Guatemala's attorney general and a U.N-backed anti-graft body are seeking to investigate President Jimmy Morales in a probe into suspected illicit campaign financing.
At a news conference, Ivan Velasquez, the head of the International Commission Against Impunity in Guatemala, CICIG, said there was evidence that Morales broke laws when he was the head of his political party and prosecutors had filed a motion to investigate the him.
"In order to advance the investigation, it's necessary to remove his immunity," Velasquez told reporters in Guatemala City.
24 hours earlier, he unveiled a probe into all political parties over alleged wrongdoing related to financing for the 2015 election campaign.
To remove Morales's immunity, prosecutors need the go-ahead from both the Supreme Court and a two-thirds majority in Congress. He could then be formally investigated and charged.
In a statement, the president's office said, "The President of the Republic has been and is respectful of the law and due process, and thus is confident in the objectivity of justice."
Morales took office in 2016, winning the election on an anti-corruption ticket after the CICIG helped to bring down his predecessor over a multi-million-dollar corruption scandal.
Earlier this week, two government officials told Reuters that Morales would ask U.N. Secretary-General Antonio Guterres to replace Velasquez, who is already investigating a graft case that involves the president's elder brother Sammy Morales and Jose Manuel Morales, one the president's sons.

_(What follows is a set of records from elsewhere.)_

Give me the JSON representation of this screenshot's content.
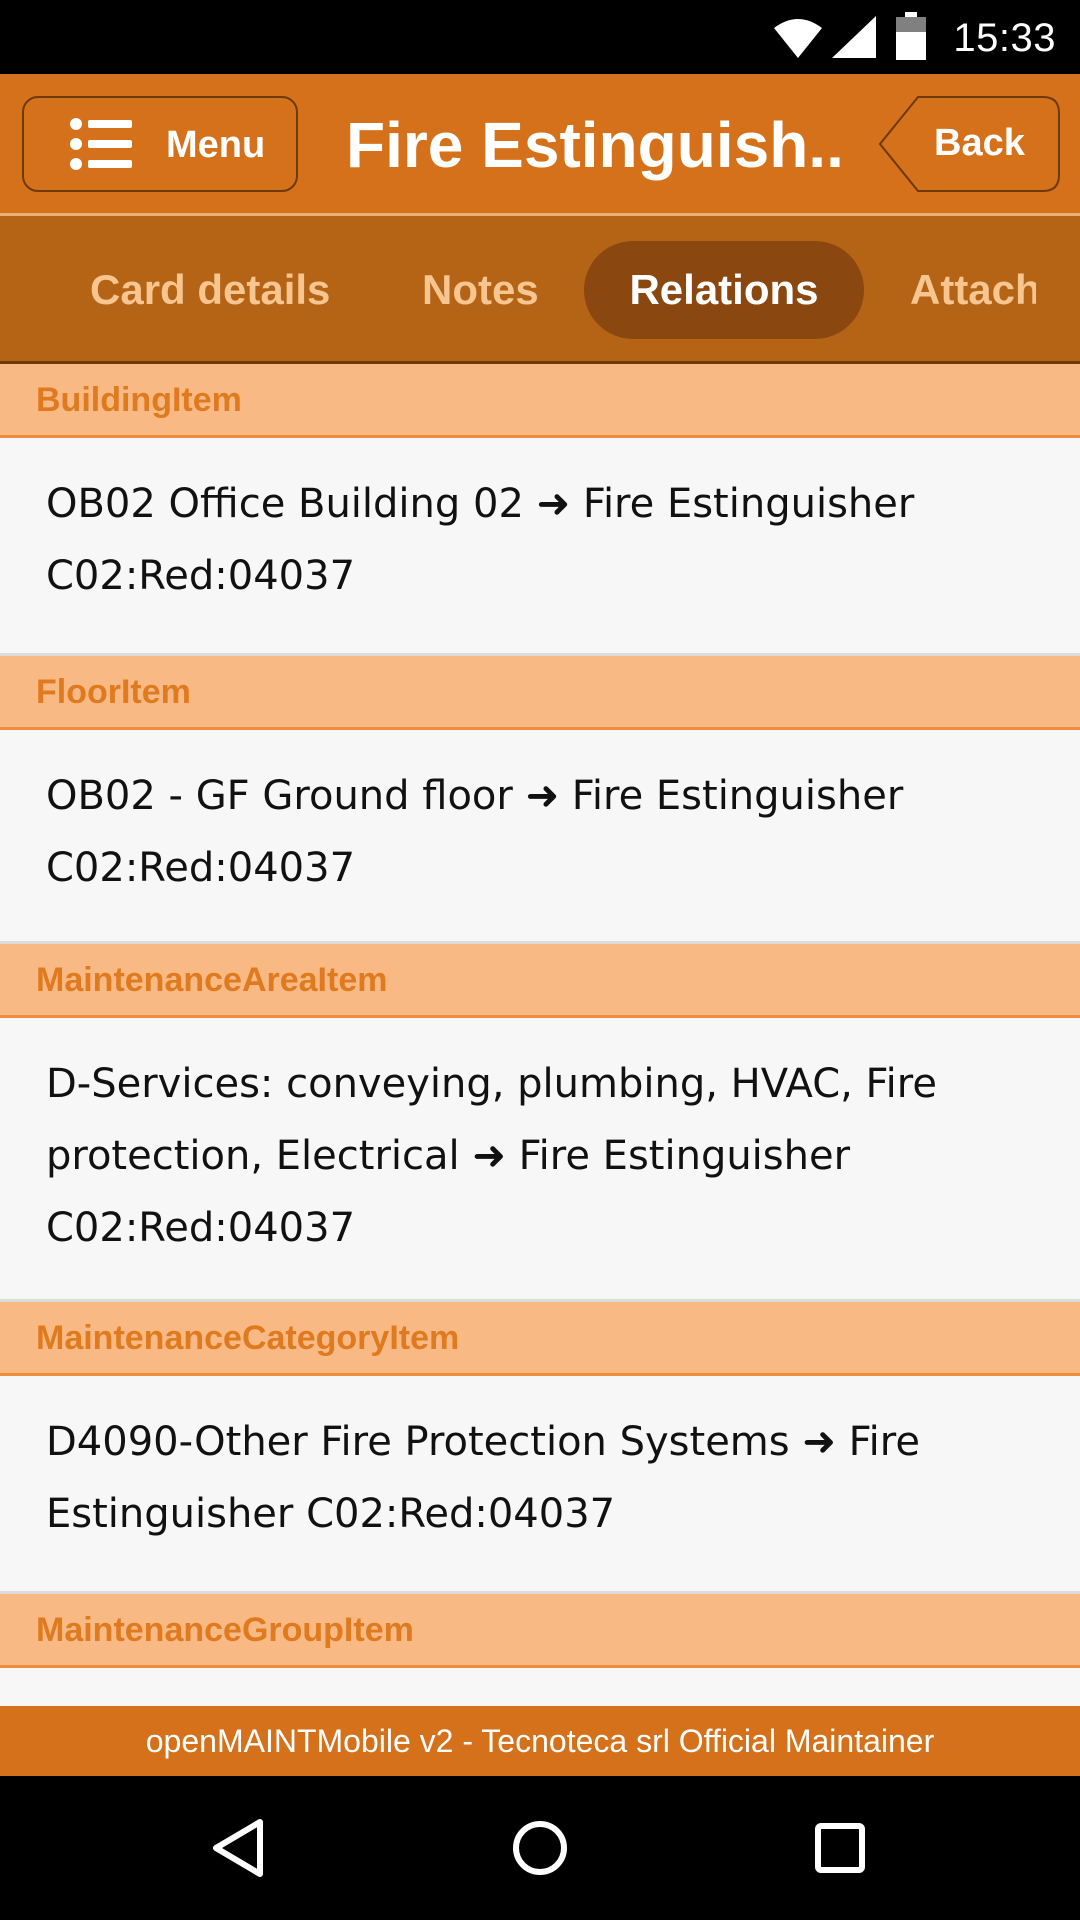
{
  "status_bar": {
    "time": "15:33",
    "icons": [
      "wifi-icon",
      "cell-signal-icon",
      "battery-icon"
    ]
  },
  "header": {
    "menu_label": "Menu",
    "title": "Fire Estinguish...",
    "back_label": "Back"
  },
  "tabs": [
    {
      "label": "Card details",
      "active": false
    },
    {
      "label": "Notes",
      "active": false
    },
    {
      "label": "Relations",
      "active": true
    },
    {
      "label": "Attach",
      "active": false
    }
  ],
  "relations": [
    {
      "group": "BuildingItem",
      "source": "OB02 Office Building 02",
      "target": "Fire Estinguisher C02:Red:04037"
    },
    {
      "group": "FloorItem",
      "source": "OB02 - GF Ground floor",
      "target": "Fire Estinguisher C02:Red:04037"
    },
    {
      "group": "MaintenanceAreaItem",
      "source": "D-Services: conveying, plumbing, HVAC, Fire protection, Electrical",
      "target": "Fire Estinguisher C02:Red:04037"
    },
    {
      "group": "MaintenanceCategoryItem",
      "source": "D4090-Other Fire Protection Systems",
      "target": "Fire Estinguisher C02:Red:04037"
    },
    {
      "group": "MaintenanceGroupItem"
    }
  ],
  "footer": {
    "text": "openMAINTMobile v2 - Tecnoteca srl Official Maintainer"
  },
  "colors": {
    "primary": "#d4711a",
    "tab_bar": "#b56314",
    "tab_active": "#8a4710",
    "section_header_bg": "#f9b985",
    "section_header_text": "#e07a1e"
  }
}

"He better have some really valid reasons ... to seek my removal from the post," said Velasquez, adding he would not resign.
Morales met Guterres in New York on Friday afternoon. The secretary-general reiterated his backing for Velasquez and the CICIG's work at the meeting, with Guterres citing "the Organisation’s continuing support to the mandate of the International Commission Against Impunity in Guatemala," the United Nations said in a statement.
The president's office, in its statement, said it was worried about "manipulation" of information about the visit. It said Morales told Guterres it was important the CICIG stick to its original mandate.
Guatemala's foreign minister, Carlos Morales, who is not related to the president, told Reuters that there had been no request to remove Velasquez from office.
The CICIG was created in 2007 to help the nation's criminal justice system fight organized crime, corruption and impunity more effectively.
Guatemala's Attorney General Thelma Aldana is investigating the suspected illegal campaign funding with the CICIG.
Aldana said on Tuesday that she would resign if the president ousted Velasquez, whose tenure is scheduled is due to expire in 2019.
“In our joint work together against corruption and impunity, AG-CICIG have contributed to building a better country. Without independence, there is no rule of law,” Aldana said in a Facebook post.